Open Disagreement In an unprecedented open letter to the citizens of Pensacola posted on the city’s website, Mayor Ashton Hayward called a special council meeting to discuss his termination of Fire Chief Matt Schmitt and Deputy Fire Chief Joe Glover “ill-advised” and “a staged rally for the terminated employees.” He said that his firing of the two men with a combined 50+ years service with the Pensacola Fire Department was “an irrevocable decision.”

Since he announced his decision, Mayor Hayward has not held a press conference or given any specifics on his analysis of the investigation or the report by Beggs & Lane attorney Russell Van Sickle. He did not meet with the fire chiefs when he placed them on paid administrative leave or when he dismissed them. He did not attend the May 12 council meeting to hear from the public about his decision.

The mayor pointed out in his letter that the city charter gives him “the power to appoint, discipline and remove all officers and employees” and “to suspend, discipline or remove a department head with or without cause and without the consent of City Council members.”

Though he and his staff have not met with individual council members about the investigation and subsequent termination of the chiefs, the mayor said he would answer questions from council members if asked “to the best of my ability.”

“I have always responded to concerns any Council member has expressed to me,” said Hayward. “However, holding a staged rally for the terminated employees is beneath the dignity of the Council and is not a constructive way to discuss anything.”

He added, “Conduct of the terminated employees that I find unacceptable, a council member may believe is acceptable, but there is no power provided under the Charter to second-guess the decision to terminate an employee.”

The mayor had not told the media, public or fire chiefs what conduct that he found unacceptable. However, he believed that he has been treated unfairly.

“It’s unfortunate that some Council members have attributed to me illicit, unfair or mean-spirited motives that do not exist and never will,” said Hayward.

He said the Council has not displayed a “mutual respect for our roles under the Charter.”

The mayor closed, “Dissent is good, and vigorous disagreement is healthy to assure that the best decisions are made; created discord and divisiveness, however, are not, and the citizens do not like it and do not want it to continue.”

Innovation for Mentally-ill The Sarasota City Commission recently voted to help fund a pilot program, Comprehensive Treatment Court, that aims to divert low-level, non-violent offenders with mental illness from the county jail and providing them with services and treatment. The paper first wrote about this program in March  (Inweekly, “Criminal Justice System and the Mentally Ill,” March 10).
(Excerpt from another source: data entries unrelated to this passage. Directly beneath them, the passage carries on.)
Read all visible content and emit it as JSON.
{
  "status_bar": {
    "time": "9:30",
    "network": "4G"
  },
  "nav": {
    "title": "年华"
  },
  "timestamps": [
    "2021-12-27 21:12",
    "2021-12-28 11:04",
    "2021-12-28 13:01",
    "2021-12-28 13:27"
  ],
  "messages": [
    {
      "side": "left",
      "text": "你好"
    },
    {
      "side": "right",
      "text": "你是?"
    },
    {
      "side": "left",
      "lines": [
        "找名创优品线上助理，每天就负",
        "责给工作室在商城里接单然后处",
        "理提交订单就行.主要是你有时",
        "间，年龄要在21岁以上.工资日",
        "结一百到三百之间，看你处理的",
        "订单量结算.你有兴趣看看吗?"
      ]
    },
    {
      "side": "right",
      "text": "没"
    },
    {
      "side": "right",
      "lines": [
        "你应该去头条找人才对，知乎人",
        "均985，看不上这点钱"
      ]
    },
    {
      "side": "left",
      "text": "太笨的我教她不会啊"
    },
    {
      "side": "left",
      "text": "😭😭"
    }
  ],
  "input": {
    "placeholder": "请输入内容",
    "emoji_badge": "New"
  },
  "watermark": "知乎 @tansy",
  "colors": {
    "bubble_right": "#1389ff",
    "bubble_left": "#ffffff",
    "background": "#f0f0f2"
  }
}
The city, Sarasota County, and three local foundations— Community Foundation of Sarasota, Gulf Coast Community Foundation and Charles and Margery Barancik Foundation— have committed to funding the pilot program for three years. The City and County each will budget $442,000 over the period–one-third of the cost. The three foundations will split the remaining $442,000.

According to news reports, the city’s three-year commitment allows organizers to pursue a Florida Department of Children and Families’ Criminal Justice Mental Health Reinvestment Grant, which will require about $1.2 million in matching funds during the three-year pilot.

In Escambia County, the Escambia County Jail spends roughly $105 on each mentally ill inmate per day. If one of those persons is incarcerated for one year, the total cost equals more than $38,000.

Escambia County could pay for a Comprehensive Treatment Court if the program could divert each year 12 mentally ill inmates from year-long stays at the county jail.